• Supplied information:
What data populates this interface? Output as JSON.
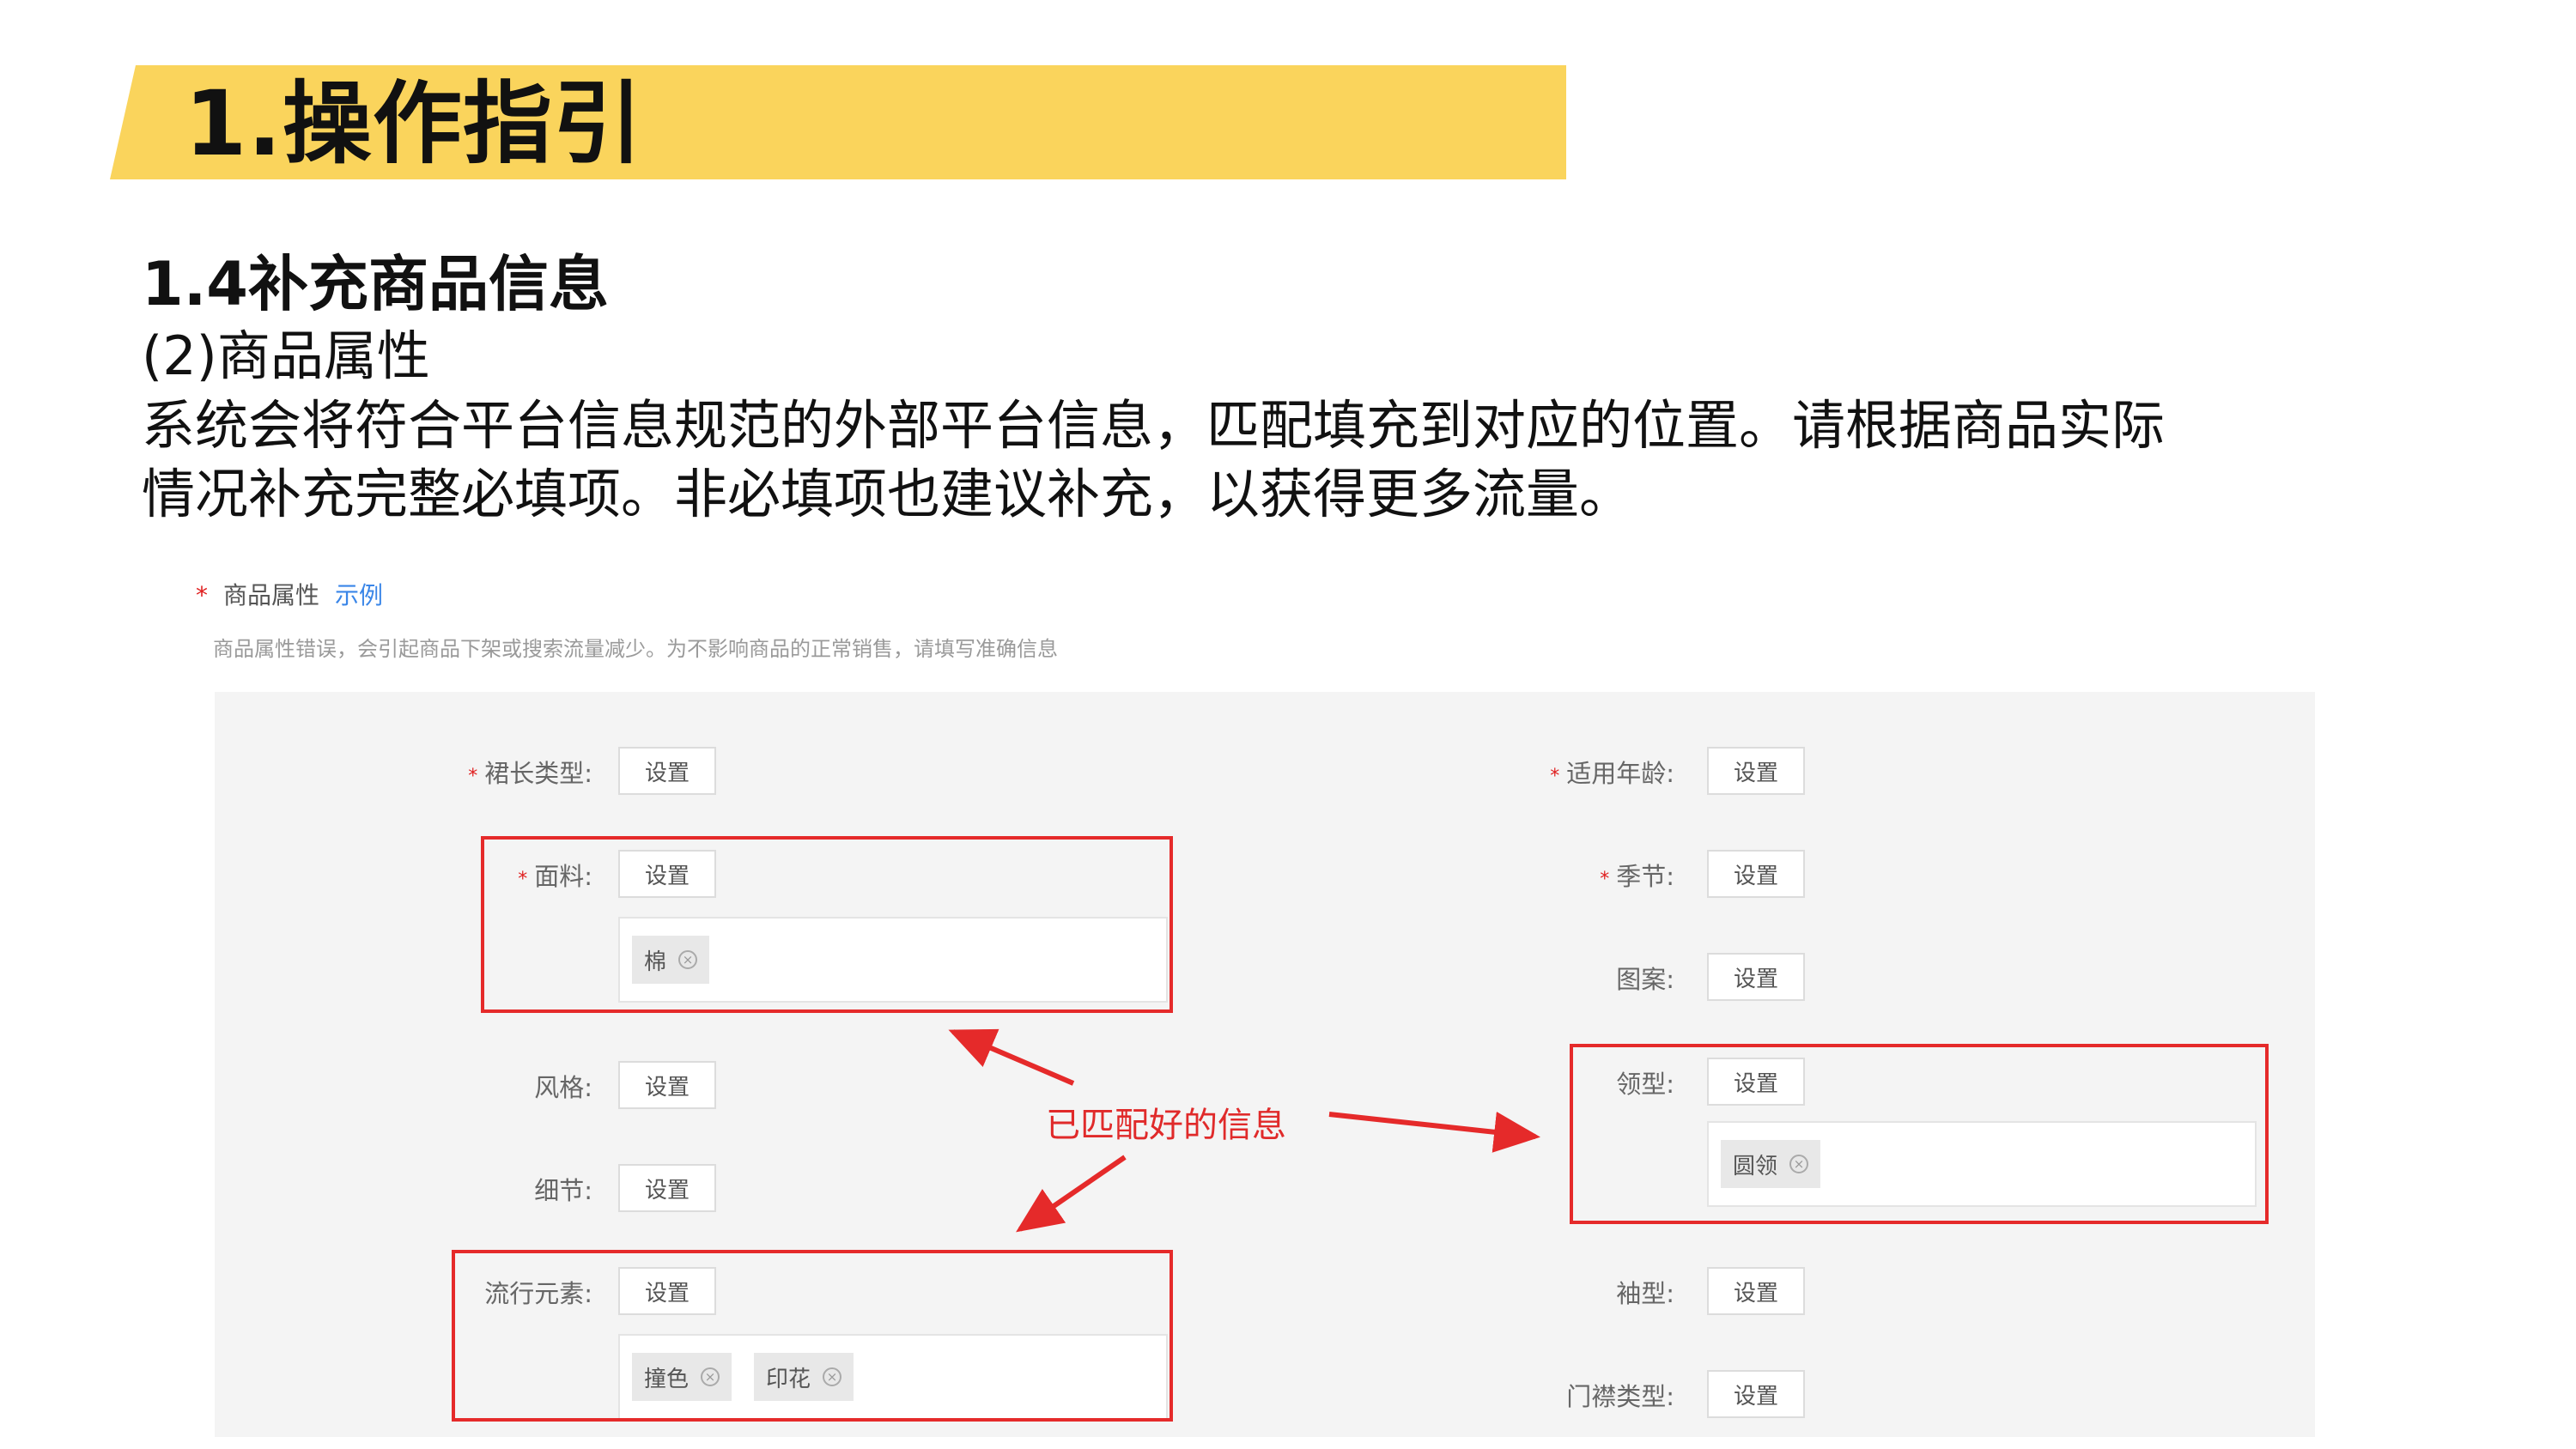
{
  "header": {
    "title": "1.操作指引"
  },
  "section": {
    "title": "1.4补充商品信息",
    "subtitle": "(2)商品属性",
    "desc_line1": "系统会将符合平台信息规范的外部平台信息，匹配填充到对应的位置。请根据商品实际",
    "desc_line2": "情况补充完整必填项。非必填项也建议补充，以获得更多流量。"
  },
  "screenshot": {
    "required_mark": "*",
    "label": "商品属性",
    "example_link": "示例",
    "note": "商品属性错误，会引起商品下架或搜索流量减少。为不影响商品的正常销售，请填写准确信息",
    "button_label": "设置",
    "remove_icon": "×",
    "left_fields": [
      {
        "label": "裙长类型:",
        "required": true
      },
      {
        "label": "面料:",
        "required": true,
        "tags": [
          "棉"
        ]
      },
      {
        "label": "风格:",
        "required": false
      },
      {
        "label": "细节:",
        "required": false
      },
      {
        "label": "流行元素:",
        "required": false,
        "tags": [
          "撞色",
          "印花"
        ]
      }
    ],
    "right_fields": [
      {
        "label": "适用年龄:",
        "required": true
      },
      {
        "label": "季节:",
        "required": true
      },
      {
        "label": "图案:",
        "required": false
      },
      {
        "label": "领型:",
        "required": false,
        "tags": [
          "圆领"
        ]
      },
      {
        "label": "袖型:",
        "required": false
      },
      {
        "label": "门襟类型:",
        "required": false
      }
    ],
    "annotation": "已匹配好的信息",
    "annotation_color": "#e02a2a"
  },
  "colors": {
    "banner": "#fad45c",
    "highlight_box": "#e52a2a",
    "link": "#3a86e8"
  }
}
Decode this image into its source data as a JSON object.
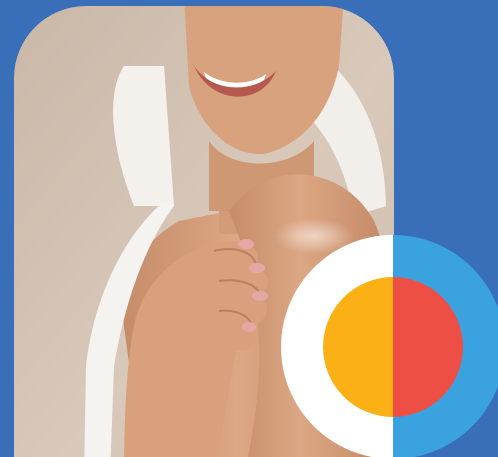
{
  "background_color": "#386fb8",
  "photo": {
    "subject": "woman-applying-body-oil-to-shoulder",
    "icon": "photo-icon",
    "skin_color": "#d9a07d",
    "skin_shadow": "#b9815f",
    "towel_color": "#f4f1ed",
    "wall_color": "#d1bfae"
  },
  "badge": {
    "icon": "split-circle-logo-icon",
    "outer_left_color": "#ffffff",
    "outer_right_color": "#3aa3df",
    "inner_left_color": "#fbb016",
    "inner_right_color": "#ee4f44"
  }
}
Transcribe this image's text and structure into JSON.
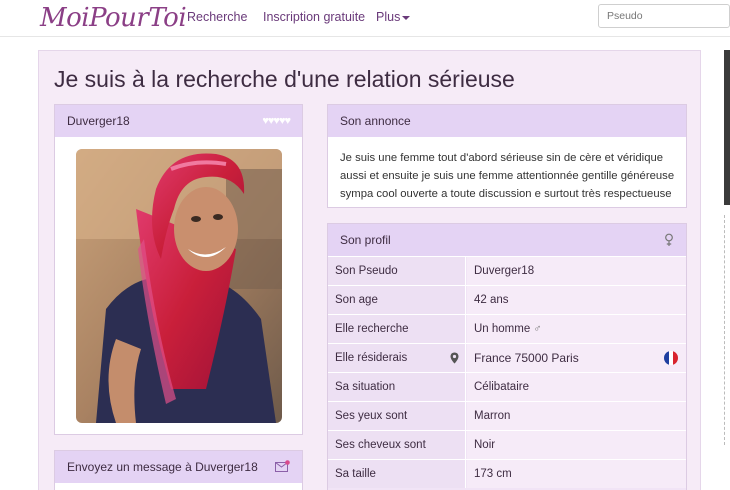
{
  "navbar": {
    "logo": "MoiPourToi",
    "links": [
      "Recherche",
      "Inscription gratuite",
      "Plus"
    ],
    "search_placeholder": "Pseudo"
  },
  "page_title": "Je suis à la recherche d'une relation sérieuse",
  "photo_panel": {
    "username": "Duverger18",
    "hearts": "♥♥♥♥♥"
  },
  "message_panel": {
    "label": "Envoyez un message à Duverger18"
  },
  "annonce": {
    "title": "Son annonce",
    "text": "Je suis une femme tout d'abord sérieuse sin de cère et véridique aussi et ensuite je suis une femme attentionnée gentille généreuse sympa cool ouverte a toute discussion e surtout très respectueuse"
  },
  "profil": {
    "title": "Son profil",
    "rows": [
      {
        "label": "Son Pseudo",
        "value": "Duverger18"
      },
      {
        "label": "Son age",
        "value": "42 ans"
      },
      {
        "label": "Elle recherche",
        "value": "Un homme"
      },
      {
        "label": "Elle résiderais",
        "value": "France 75000 Paris"
      },
      {
        "label": "Sa situation",
        "value": "Célibataire"
      },
      {
        "label": "Ses yeux sont",
        "value": "Marron"
      },
      {
        "label": "Ses cheveux sont",
        "value": "Noir"
      },
      {
        "label": "Sa taille",
        "value": "173 cm"
      }
    ],
    "male_symbol": "♂"
  },
  "colors": {
    "brand": "#8b3f86",
    "panel_header": "#e4d3f4",
    "page_bg": "#f6ebf7"
  }
}
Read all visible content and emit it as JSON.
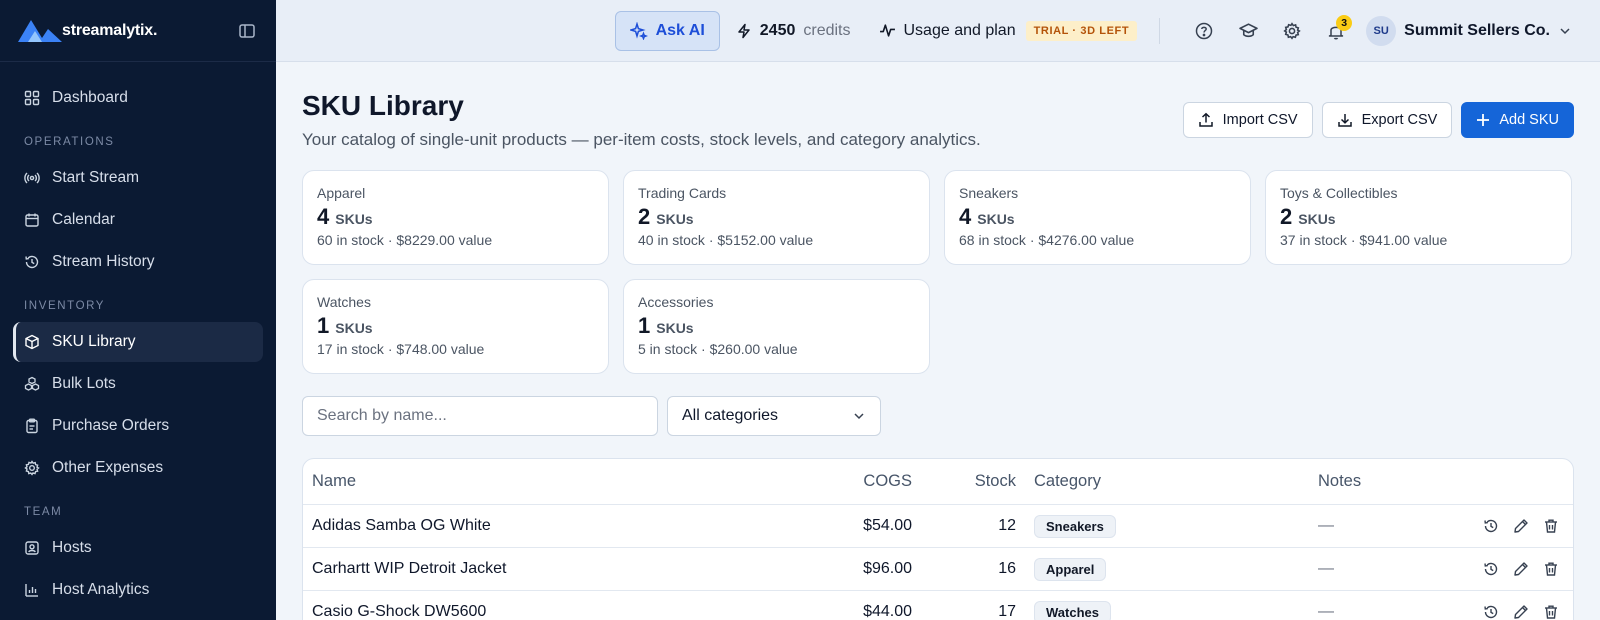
{
  "brand": {
    "name": "streamalytix."
  },
  "sidebar": {
    "top": [
      {
        "label": "Dashboard",
        "icon": "grid-icon"
      }
    ],
    "sections": [
      {
        "title": "OPERATIONS",
        "items": [
          {
            "label": "Start Stream",
            "icon": "broadcast-icon"
          },
          {
            "label": "Calendar",
            "icon": "calendar-icon"
          },
          {
            "label": "Stream History",
            "icon": "history-icon"
          }
        ]
      },
      {
        "title": "INVENTORY",
        "items": [
          {
            "label": "SKU Library",
            "icon": "box-icon",
            "active": true
          },
          {
            "label": "Bulk Lots",
            "icon": "boxes-icon"
          },
          {
            "label": "Purchase Orders",
            "icon": "clipboard-icon"
          },
          {
            "label": "Other Expenses",
            "icon": "gear-icon"
          }
        ]
      },
      {
        "title": "TEAM",
        "items": [
          {
            "label": "Hosts",
            "icon": "contact-icon"
          },
          {
            "label": "Host Analytics",
            "icon": "bar-chart-icon"
          }
        ]
      }
    ]
  },
  "topbar": {
    "ask_ai": "Ask AI",
    "credits_value": "2450",
    "credits_unit": "credits",
    "usage_label": "Usage and plan",
    "trial_badge": "TRIAL · 3D LEFT",
    "notification_count": "3",
    "avatar_initials": "SU",
    "account_name": "Summit Sellers Co."
  },
  "page": {
    "title": "SKU Library",
    "subtitle": "Your catalog of single-unit products — per-item costs, stock levels, and category analytics.",
    "import_label": "Import CSV",
    "export_label": "Export CSV",
    "add_label": "Add SKU"
  },
  "categories": [
    {
      "name": "Apparel",
      "count": "4",
      "unit": "SKUs",
      "meta": "60 in stock · $8229.00 value"
    },
    {
      "name": "Trading Cards",
      "count": "2",
      "unit": "SKUs",
      "meta": "40 in stock · $5152.00 value"
    },
    {
      "name": "Sneakers",
      "count": "4",
      "unit": "SKUs",
      "meta": "68 in stock · $4276.00 value"
    },
    {
      "name": "Toys & Collectibles",
      "count": "2",
      "unit": "SKUs",
      "meta": "37 in stock · $941.00 value"
    },
    {
      "name": "Watches",
      "count": "1",
      "unit": "SKUs",
      "meta": "17 in stock · $748.00 value"
    },
    {
      "name": "Accessories",
      "count": "1",
      "unit": "SKUs",
      "meta": "5 in stock · $260.00 value"
    }
  ],
  "filters": {
    "search_placeholder": "Search by name...",
    "category_selected": "All categories"
  },
  "table": {
    "headers": {
      "name": "Name",
      "cogs": "COGS",
      "stock": "Stock",
      "category": "Category",
      "notes": "Notes"
    },
    "rows": [
      {
        "name": "Adidas Samba OG White",
        "cogs": "$54.00",
        "stock": "12",
        "category": "Sneakers",
        "notes": "—"
      },
      {
        "name": "Carhartt WIP Detroit Jacket",
        "cogs": "$96.00",
        "stock": "16",
        "category": "Apparel",
        "notes": "—"
      },
      {
        "name": "Casio G-Shock DW5600",
        "cogs": "$44.00",
        "stock": "17",
        "category": "Watches",
        "notes": "—"
      }
    ]
  }
}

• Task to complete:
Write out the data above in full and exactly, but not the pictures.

• Answer:
What data populates this interface? Output as JSON.
{
  "header": {
    "title": "1.操作指引"
  },
  "section": {
    "title": "1.4补充商品信息",
    "subtitle": "(2)商品属性",
    "desc_line1": "系统会将符合平台信息规范的外部平台信息，匹配填充到对应的位置。请根据商品实际",
    "desc_line2": "情况补充完整必填项。非必填项也建议补充，以获得更多流量。"
  },
  "screenshot": {
    "required_mark": "*",
    "label": "商品属性",
    "example_link": "示例",
    "note": "商品属性错误，会引起商品下架或搜索流量减少。为不影响商品的正常销售，请填写准确信息",
    "button_label": "设置",
    "remove_icon": "×",
    "left_fields": [
      {
        "label": "裙长类型:",
        "required": true
      },
      {
        "label": "面料:",
        "required": true,
        "tags": [
          "棉"
        ]
      },
      {
        "label": "风格:",
        "required": false
      },
      {
        "label": "细节:",
        "required": false
      },
      {
        "label": "流行元素:",
        "required": false,
        "tags": [
          "撞色",
          "印花"
        ]
      }
    ],
    "right_fields": [
      {
        "label": "适用年龄:",
        "required": true
      },
      {
        "label": "季节:",
        "required": true
      },
      {
        "label": "图案:",
        "required": false
      },
      {
        "label": "领型:",
        "required": false,
        "tags": [
          "圆领"
        ]
      },
      {
        "label": "袖型:",
        "required": false
      },
      {
        "label": "门襟类型:",
        "required": false
      }
    ],
    "annotation": "已匹配好的信息",
    "annotation_color": "#e02a2a"
  },
  "colors": {
    "banner": "#fad45c",
    "highlight_box": "#e52a2a",
    "link": "#3a86e8"
  }
}
Decode this image into its source data as a JSON object.
{
  "background_color": "#386fb8",
  "photo": {
    "subject": "woman-applying-body-oil-to-shoulder",
    "icon": "photo-icon",
    "skin_color": "#d9a07d",
    "skin_shadow": "#b9815f",
    "towel_color": "#f4f1ed",
    "wall_color": "#d1bfae"
  },
  "badge": {
    "icon": "split-circle-logo-icon",
    "outer_left_color": "#ffffff",
    "outer_right_color": "#3aa3df",
    "inner_left_color": "#fbb016",
    "inner_right_color": "#ee4f44"
  }
}
Transcribe this image's text and structure into JSON.
{
  "navbar": {
    "logo": "MoiPourToi",
    "links": [
      "Recherche",
      "Inscription gratuite",
      "Plus"
    ],
    "search_placeholder": "Pseudo"
  },
  "page_title": "Je suis à la recherche d'une relation sérieuse",
  "photo_panel": {
    "username": "Duverger18",
    "hearts": "♥♥♥♥♥"
  },
  "message_panel": {
    "label": "Envoyez un message à Duverger18"
  },
  "annonce": {
    "title": "Son annonce",
    "text": "Je suis une femme tout d'abord sérieuse sin de cère et véridique aussi et ensuite je suis une femme attentionnée gentille généreuse sympa cool ouverte a toute discussion e surtout très respectueuse"
  },
  "profil": {
    "title": "Son profil",
    "rows": [
      {
        "label": "Son Pseudo",
        "value": "Duverger18"
      },
      {
        "label": "Son age",
        "value": "42 ans"
      },
      {
        "label": "Elle recherche",
        "value": "Un homme"
      },
      {
        "label": "Elle résiderais",
        "value": "France 75000 Paris"
      },
      {
        "label": "Sa situation",
        "value": "Célibataire"
      },
      {
        "label": "Ses yeux sont",
        "value": "Marron"
      },
      {
        "label": "Ses cheveux sont",
        "value": "Noir"
      },
      {
        "label": "Sa taille",
        "value": "173 cm"
      }
    ],
    "male_symbol": "♂"
  },
  "colors": {
    "brand": "#8b3f86",
    "panel_header": "#e4d3f4",
    "page_bg": "#f6ebf7"
  }
}
Read all visible content and emit it as JSON.
{
  "brand": {
    "name": "streamalytix."
  },
  "sidebar": {
    "top": [
      {
        "label": "Dashboard",
        "icon": "grid-icon"
      }
    ],
    "sections": [
      {
        "title": "OPERATIONS",
        "items": [
          {
            "label": "Start Stream",
            "icon": "broadcast-icon"
          },
          {
            "label": "Calendar",
            "icon": "calendar-icon"
          },
          {
            "label": "Stream History",
            "icon": "history-icon"
          }
        ]
      },
      {
        "title": "INVENTORY",
        "items": [
          {
            "label": "SKU Library",
            "icon": "box-icon",
            "active": true
          },
          {
            "label": "Bulk Lots",
            "icon": "boxes-icon"
          },
          {
            "label": "Purchase Orders",
            "icon": "clipboard-icon"
          },
          {
            "label": "Other Expenses",
            "icon": "gear-icon"
          }
        ]
      },
      {
        "title": "TEAM",
        "items": [
          {
            "label": "Hosts",
            "icon": "contact-icon"
          },
          {
            "label": "Host Analytics",
            "icon": "bar-chart-icon"
          }
        ]
      }
    ]
  },
  "topbar": {
    "ask_ai": "Ask AI",
    "credits_value": "2450",
    "credits_unit": "credits",
    "usage_label": "Usage and plan",
    "trial_badge": "TRIAL · 3D LEFT",
    "notification_count": "3",
    "avatar_initials": "SU",
    "account_name": "Summit Sellers Co."
  },
  "page": {
    "title": "SKU Library",
    "subtitle": "Your catalog of single-unit products — per-item costs, stock levels, and category analytics.",
    "import_label": "Import CSV",
    "export_label": "Export CSV",
    "add_label": "Add SKU"
  },
  "categories": [
    {
      "name": "Apparel",
      "count": "4",
      "unit": "SKUs",
      "meta": "60 in stock · $8229.00 value"
    },
    {
      "name": "Trading Cards",
      "count": "2",
      "unit": "SKUs",
      "meta": "40 in stock · $5152.00 value"
    },
    {
      "name": "Sneakers",
      "count": "4",
      "unit": "SKUs",
      "meta": "68 in stock · $4276.00 value"
    },
    {
      "name": "Toys & Collectibles",
      "count": "2",
      "unit": "SKUs",
      "meta": "37 in stock · $941.00 value"
    },
    {
      "name": "Watches",
      "count": "1",
      "unit": "SKUs",
      "meta": "17 in stock · $748.00 value"
    },
    {
      "name": "Accessories",
      "count": "1",
      "unit": "SKUs",
      "meta": "5 in stock · $260.00 value"
    }
  ],
  "filters": {
    "search_placeholder": "Search by name...",
    "category_selected": "All categories"
  },
  "table": {
    "headers": {
      "name": "Name",
      "cogs": "COGS",
      "stock": "Stock",
      "category": "Category",
      "notes": "Notes"
    },
    "rows": [
      {
        "name": "Adidas Samba OG White",
        "cogs": "$54.00",
        "stock": "12",
        "category": "Sneakers",
        "notes": "—"
      },
      {
        "name": "Carhartt WIP Detroit Jacket",
        "cogs": "$96.00",
        "stock": "16",
        "category": "Apparel",
        "notes": "—"
      },
      {
        "name": "Casio G-Shock DW5600",
        "cogs": "$44.00",
        "stock": "17",
        "category": "Watches",
        "notes": "—"
      }
    ]
  }
}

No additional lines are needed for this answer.